China’s cold war with the US over chips is not slowing the country’s rapid growth in semiconductors, the Semiconductor Industry Association said this week.

The US sanctions against Chinese companies did not have the intended effect of restricting China’s semiconductor industry. In fact, the saber rattling only serves China to get its action on semiconductors in order, the industry association warned.

China’s semiconductor industry revenue was $39.8 billion in 2020, up 30.6 percent from 2019, the SIA said. In 2015, chip sales in China were just $13 billion, or a 3.8 percent market share.

Sales figures for 2021 were not available. But the SIA predicts that if China maintains that growth rate, it could surpass the EU and Japan as early as next year and close the gap with the US and Korea, whose forecasted sales through 2025 are on a largely declining or flat curve.

The SIA pointed to China’s preference for sourcing homegrown technology as the reason for the boom in the chip sector. The trade wars with the US, which discouraged chip companies from doing business in China, have also revitalized the domestic chip sector with funding and incentives.

China quickly recognized semiconductors as the foundation for its electronics industry plans, prioritizing their development much earlier than the EU and US, which focused on domestic semiconductor facilities only after being hit by shortages.

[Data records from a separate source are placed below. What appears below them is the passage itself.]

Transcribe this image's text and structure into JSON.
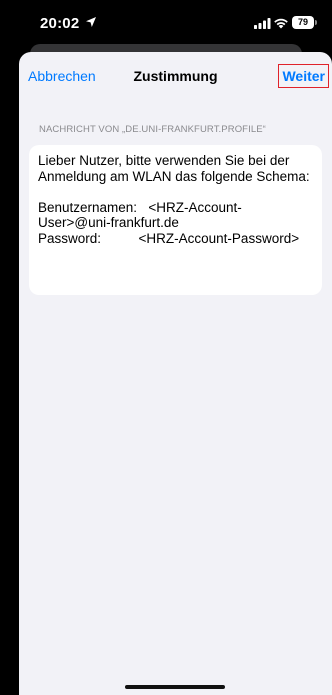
{
  "status_bar": {
    "time": "20:02",
    "battery": "79",
    "icons": [
      "location-arrow-icon",
      "signal-icon",
      "wifi-icon",
      "battery-icon"
    ]
  },
  "nav": {
    "cancel_label": "Abbrechen",
    "title": "Zustimmung",
    "next_label": "Weiter"
  },
  "section": {
    "header": "NACHRICHT VON „DE.UNI-FRANKFURT.PROFILE“"
  },
  "message": {
    "text": "Lieber Nutzer, bitte verwenden Sie bei der Anmeldung am WLAN das folgende Schema:\n\nBenutzernamen:   <HRZ-Account-User>@uni-frankfurt.de\nPassword:          <HRZ-Account-Password>"
  },
  "colors": {
    "accent": "#007aff",
    "highlight_border": "#e0222a",
    "sheet_background": "#f2f2f7"
  }
}
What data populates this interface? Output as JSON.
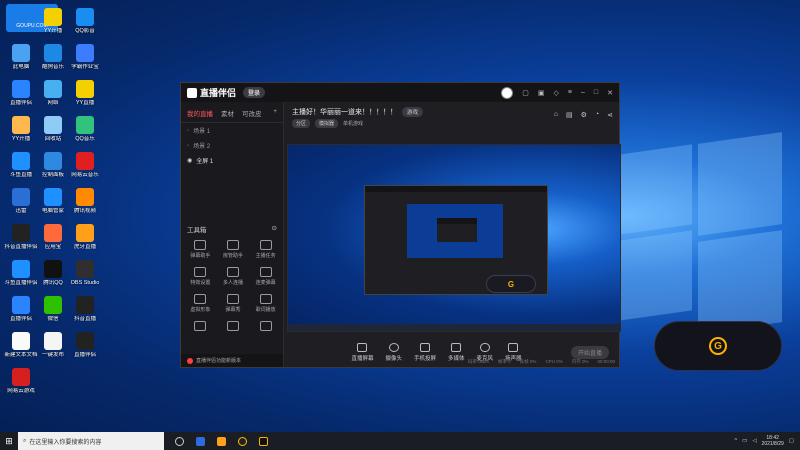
{
  "watermark": {
    "text": "GOUPU.COM"
  },
  "desktop_icons": [
    {
      "label": "",
      "color": "#f0c419"
    },
    {
      "label": "YY开播",
      "color": "#f5d000"
    },
    {
      "label": "QQ影音",
      "color": "#1a8ef0"
    },
    {
      "label": "此电脑",
      "color": "#4aa3f0"
    },
    {
      "label": "酷狗音乐",
      "color": "#1e88e5"
    },
    {
      "label": "学霸作业宝",
      "color": "#3d7bff"
    },
    {
      "label": "直播伴侣",
      "color": "#2a84ff"
    },
    {
      "label": "网络",
      "color": "#48b0f0"
    },
    {
      "label": "YY直播",
      "color": "#f5d000"
    },
    {
      "label": "YY开播",
      "color": "#ffb84d"
    },
    {
      "label": "回收站",
      "color": "#8ecbf5"
    },
    {
      "label": "QQ音乐",
      "color": "#31c27c"
    },
    {
      "label": "斗鱼直播",
      "color": "#1e90ff"
    },
    {
      "label": "控制面板",
      "color": "#2d8ae0"
    },
    {
      "label": "网易云音乐",
      "color": "#e02020"
    },
    {
      "label": "迅雷",
      "color": "#2b6fd6"
    },
    {
      "label": "电脑管家",
      "color": "#1e90ff"
    },
    {
      "label": "腾讯视频",
      "color": "#ff8a00"
    },
    {
      "label": "抖音直播伴侣",
      "color": "#222"
    },
    {
      "label": "应用宝",
      "color": "#ff6a3d"
    },
    {
      "label": "虎牙直播",
      "color": "#ff9f1a"
    },
    {
      "label": "斗鱼直播伴侣",
      "color": "#1e90ff"
    },
    {
      "label": "腾讯QQ",
      "color": "#111"
    },
    {
      "label": "OBS Studio",
      "color": "#302e31"
    },
    {
      "label": "直播伴侣",
      "color": "#2a84ff"
    },
    {
      "label": "微信",
      "color": "#2dc100"
    },
    {
      "label": "抖音直播",
      "color": "#222"
    },
    {
      "label": "新建文本文档",
      "color": "#fafafa"
    },
    {
      "label": "一键发布",
      "color": "#f5f5f5"
    },
    {
      "label": "直播伴侣",
      "color": "#222"
    },
    {
      "label": "网易云游戏",
      "color": "#d62020"
    }
  ],
  "app": {
    "brand": "直播伴侣",
    "brand_badge": "登录",
    "left_tabs": [
      "我的直播",
      "素材",
      "可改皮"
    ],
    "scenes": [
      "场景 1",
      "场景 2",
      "全屏 1"
    ],
    "tools_title": "工具箱",
    "tools": [
      "弹幕助手",
      "房管助手",
      "主播任务",
      "特效设置",
      "多人连播",
      "连麦弹幕",
      "虚拟形象",
      "弹幕秀",
      "歌词播放",
      "",
      "",
      ""
    ],
    "notice": "直播伴侣功能新版本",
    "room_title": "主播好！华丽丽一道来！！！！！",
    "room_title_tag": "游戏",
    "room_sub": [
      "分区",
      "模拟器",
      "单机游戏"
    ],
    "controls": [
      "直播屏幕",
      "摄像头",
      "手机投屏",
      "多媒体",
      "麦克风",
      "扬声器"
    ],
    "golive": "开始直播",
    "stats": [
      "码率 0kb/s",
      "帧率 0",
      "丢帧 0%",
      "CPU 0%",
      "内存 0%",
      "00:00:00"
    ]
  },
  "badge_glyph": "G",
  "taskbar": {
    "search_placeholder": "在这里输入你要搜索的内容",
    "time": "18:42",
    "date": "2021/8/29"
  }
}
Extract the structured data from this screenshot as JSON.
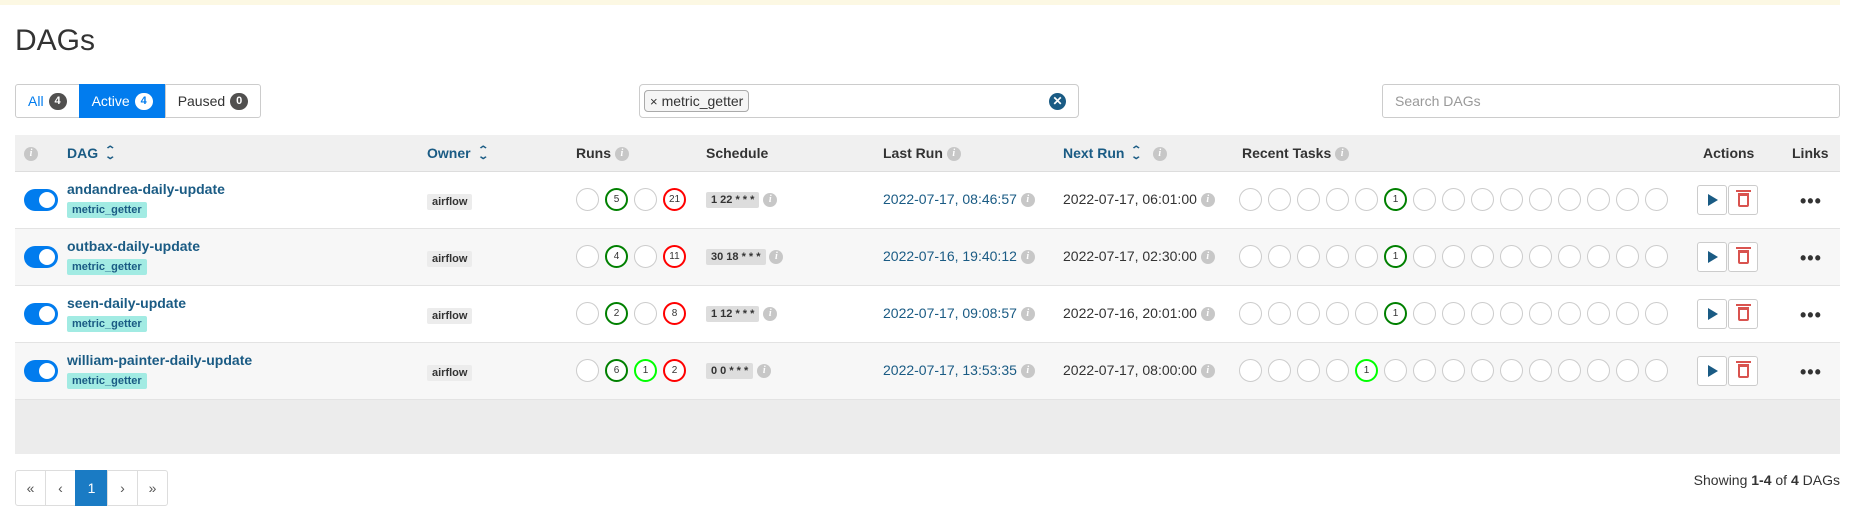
{
  "page": {
    "title": "DAGs"
  },
  "filters": [
    {
      "label": "All",
      "count": "4"
    },
    {
      "label": "Active",
      "count": "4"
    },
    {
      "label": "Paused",
      "count": "0"
    }
  ],
  "tag_filter": {
    "selected_tag": "metric_getter",
    "remove_symbol": "×",
    "clear_symbol": "✕"
  },
  "search": {
    "placeholder": "Search DAGs"
  },
  "columns": {
    "info": "i",
    "dag": "DAG",
    "owner": "Owner",
    "runs": "Runs",
    "schedule": "Schedule",
    "last_run": "Last Run",
    "next_run": "Next Run",
    "recent_tasks": "Recent Tasks",
    "actions": "Actions",
    "links": "Links"
  },
  "colors": {
    "primary": "#017cee",
    "link": "#1a5b84",
    "success": "#008000",
    "running": "#00ff00",
    "failed": "#ff0000",
    "tag_bg": "#a2ebe3"
  },
  "dags": [
    {
      "name": "andandrea-daily-update",
      "tag": "metric_getter",
      "owner": "airflow",
      "runs": {
        "queued": "",
        "success": "5",
        "running": "",
        "failed": "21"
      },
      "schedule": "1 22 * * *",
      "last_run": "2022-07-17, 08:46:57",
      "next_run": "2022-07-17, 06:01:00",
      "recent_task_index": 5,
      "recent_task_count": "1",
      "recent_task_state": "success"
    },
    {
      "name": "outbax-daily-update",
      "tag": "metric_getter",
      "owner": "airflow",
      "runs": {
        "queued": "",
        "success": "4",
        "running": "",
        "failed": "11"
      },
      "schedule": "30 18 * * *",
      "last_run": "2022-07-16, 19:40:12",
      "next_run": "2022-07-17, 02:30:00",
      "recent_task_index": 5,
      "recent_task_count": "1",
      "recent_task_state": "success"
    },
    {
      "name": "seen-daily-update",
      "tag": "metric_getter",
      "owner": "airflow",
      "runs": {
        "queued": "",
        "success": "2",
        "running": "",
        "failed": "8"
      },
      "schedule": "1 12 * * *",
      "last_run": "2022-07-17, 09:08:57",
      "next_run": "2022-07-16, 20:01:00",
      "recent_task_index": 5,
      "recent_task_count": "1",
      "recent_task_state": "success"
    },
    {
      "name": "william-painter-daily-update",
      "tag": "metric_getter",
      "owner": "airflow",
      "runs": {
        "queued": "",
        "success": "6",
        "running": "1",
        "failed": "2"
      },
      "schedule": "0 0 * * *",
      "last_run": "2022-07-17, 13:53:35",
      "next_run": "2022-07-17, 08:00:00",
      "recent_task_index": 4,
      "recent_task_count": "1",
      "recent_task_state": "running"
    }
  ],
  "pagination": {
    "first": "«",
    "prev": "‹",
    "current": "1",
    "next": "›",
    "last": "»"
  },
  "footer": {
    "showing_prefix": "Showing",
    "range": "1-4",
    "of": "of",
    "total": "4",
    "suffix": "DAGs"
  },
  "icons": {
    "trigger": "play-icon",
    "delete": "trash-icon",
    "links": "ellipsis-icon",
    "info": "info-icon",
    "sort": "sort-icon"
  },
  "links_glyph": "•••"
}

Some Chinese organizations on the US entity list, including the Chinese Academy of Sciences, are developing homegrown CPUs based on RISC-V. China Mobile this month deployed a chip from the Chinese company Phythium – which is also on the US Entity List – in the cloud.

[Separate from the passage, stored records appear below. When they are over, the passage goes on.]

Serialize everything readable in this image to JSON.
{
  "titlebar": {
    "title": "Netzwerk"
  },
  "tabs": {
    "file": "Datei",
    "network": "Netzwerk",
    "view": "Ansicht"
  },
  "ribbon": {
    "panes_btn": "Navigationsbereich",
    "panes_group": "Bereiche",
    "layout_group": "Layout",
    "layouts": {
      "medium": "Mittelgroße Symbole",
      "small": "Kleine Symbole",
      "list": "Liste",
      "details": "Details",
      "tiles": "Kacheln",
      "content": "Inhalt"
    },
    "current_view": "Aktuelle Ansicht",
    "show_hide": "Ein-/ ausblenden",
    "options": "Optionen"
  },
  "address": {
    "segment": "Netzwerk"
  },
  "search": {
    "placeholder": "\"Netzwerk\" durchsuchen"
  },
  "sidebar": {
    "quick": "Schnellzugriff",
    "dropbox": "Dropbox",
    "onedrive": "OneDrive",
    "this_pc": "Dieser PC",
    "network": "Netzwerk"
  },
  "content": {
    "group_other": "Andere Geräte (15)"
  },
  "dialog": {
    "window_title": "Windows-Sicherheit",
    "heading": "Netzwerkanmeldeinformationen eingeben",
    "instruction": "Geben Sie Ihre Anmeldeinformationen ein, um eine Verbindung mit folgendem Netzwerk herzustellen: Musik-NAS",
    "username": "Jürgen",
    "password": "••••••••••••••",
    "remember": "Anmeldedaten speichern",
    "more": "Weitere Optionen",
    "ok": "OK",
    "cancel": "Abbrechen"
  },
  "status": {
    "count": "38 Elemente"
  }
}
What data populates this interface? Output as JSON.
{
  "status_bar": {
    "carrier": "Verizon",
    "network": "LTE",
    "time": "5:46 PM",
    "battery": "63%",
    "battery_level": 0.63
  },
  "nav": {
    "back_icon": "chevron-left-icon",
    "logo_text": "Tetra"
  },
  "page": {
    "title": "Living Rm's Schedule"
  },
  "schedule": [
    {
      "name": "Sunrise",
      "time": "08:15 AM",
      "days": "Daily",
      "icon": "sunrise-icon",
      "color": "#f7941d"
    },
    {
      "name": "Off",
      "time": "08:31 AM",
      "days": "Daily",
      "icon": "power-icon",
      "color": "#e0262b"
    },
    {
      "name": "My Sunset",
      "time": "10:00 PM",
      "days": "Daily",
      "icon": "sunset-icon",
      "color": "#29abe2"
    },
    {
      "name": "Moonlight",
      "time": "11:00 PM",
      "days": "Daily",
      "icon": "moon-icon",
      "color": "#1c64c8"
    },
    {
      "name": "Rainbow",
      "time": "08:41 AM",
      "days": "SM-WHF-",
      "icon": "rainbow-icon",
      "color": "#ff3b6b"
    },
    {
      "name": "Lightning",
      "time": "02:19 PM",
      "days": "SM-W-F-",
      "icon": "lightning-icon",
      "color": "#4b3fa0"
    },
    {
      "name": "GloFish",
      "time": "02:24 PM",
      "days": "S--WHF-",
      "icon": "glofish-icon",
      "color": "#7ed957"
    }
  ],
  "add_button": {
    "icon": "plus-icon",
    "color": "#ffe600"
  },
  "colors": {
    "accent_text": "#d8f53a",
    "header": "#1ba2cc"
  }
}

The combined revenue of China’s CPU, GPU and FPGA sectors was about $1 billion in 2020, up from $60 million in 2015, the SIA wrote. About 15,000 companies in China are registered as semiconductor companies, most of them fables.

Certainly, China’s path to becoming a semiconductor powerhouse has had many problems, with scams and many outdated chip-making efforts. Many of the chips developed by Chinese companies like Loongson and projected for PCs and servers are mainly used in IoT and embedded devices.

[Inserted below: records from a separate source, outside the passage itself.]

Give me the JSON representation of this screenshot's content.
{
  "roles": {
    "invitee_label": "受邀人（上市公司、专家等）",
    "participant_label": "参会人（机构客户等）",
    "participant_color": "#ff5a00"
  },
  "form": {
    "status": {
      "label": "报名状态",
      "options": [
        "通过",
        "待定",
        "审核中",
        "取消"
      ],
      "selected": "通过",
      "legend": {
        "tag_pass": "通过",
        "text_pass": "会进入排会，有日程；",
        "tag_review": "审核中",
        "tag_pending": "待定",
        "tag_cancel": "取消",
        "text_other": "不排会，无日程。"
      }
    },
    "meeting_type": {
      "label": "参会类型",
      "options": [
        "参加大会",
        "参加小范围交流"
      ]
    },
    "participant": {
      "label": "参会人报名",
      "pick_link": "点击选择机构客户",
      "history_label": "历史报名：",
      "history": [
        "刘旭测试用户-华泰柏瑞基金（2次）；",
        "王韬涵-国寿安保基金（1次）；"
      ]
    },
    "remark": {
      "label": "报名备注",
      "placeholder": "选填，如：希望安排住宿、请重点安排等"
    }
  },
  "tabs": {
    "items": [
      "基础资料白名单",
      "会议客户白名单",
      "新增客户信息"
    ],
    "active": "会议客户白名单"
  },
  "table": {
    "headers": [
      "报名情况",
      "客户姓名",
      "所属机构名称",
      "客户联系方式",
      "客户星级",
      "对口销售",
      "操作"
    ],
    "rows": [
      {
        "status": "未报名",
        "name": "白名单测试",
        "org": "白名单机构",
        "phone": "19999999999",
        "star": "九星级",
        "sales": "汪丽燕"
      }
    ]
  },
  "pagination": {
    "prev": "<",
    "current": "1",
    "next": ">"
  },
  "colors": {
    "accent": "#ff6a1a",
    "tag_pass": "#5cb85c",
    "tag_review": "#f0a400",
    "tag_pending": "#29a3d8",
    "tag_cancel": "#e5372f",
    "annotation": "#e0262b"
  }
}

But the larger tech organizations in China are putting resources into making chips. Alibaba entered the server chip race last year with a 5nm component, and Baidu is developing a 7nm server CPU.

A lack of advanced fabs has put China at a great disadvantage. The US has placed China’s largest chip company, Huawei and top manufacturer, SMIC, on the Entity list, and Chinese semiconductor companies are now pushing capital to mature manufacturing technology.

SMIC planned to acquire EUV technology from Dutch advanced lithography company ASML, but that was canceled in 2019 due to US sanctions. EUV technology could have helped close the manufacturing gaps at companies like TSMC and Samsung, and SMIC is instead adopting legacy lithography tools from ASML to make chips.

“All indications are that China’s rapid growth in semiconductor chip sales is likely to continue, largely due to continued central government efforts and robust policy support in the face of deteriorating US-China relations,” the SIA said. . ®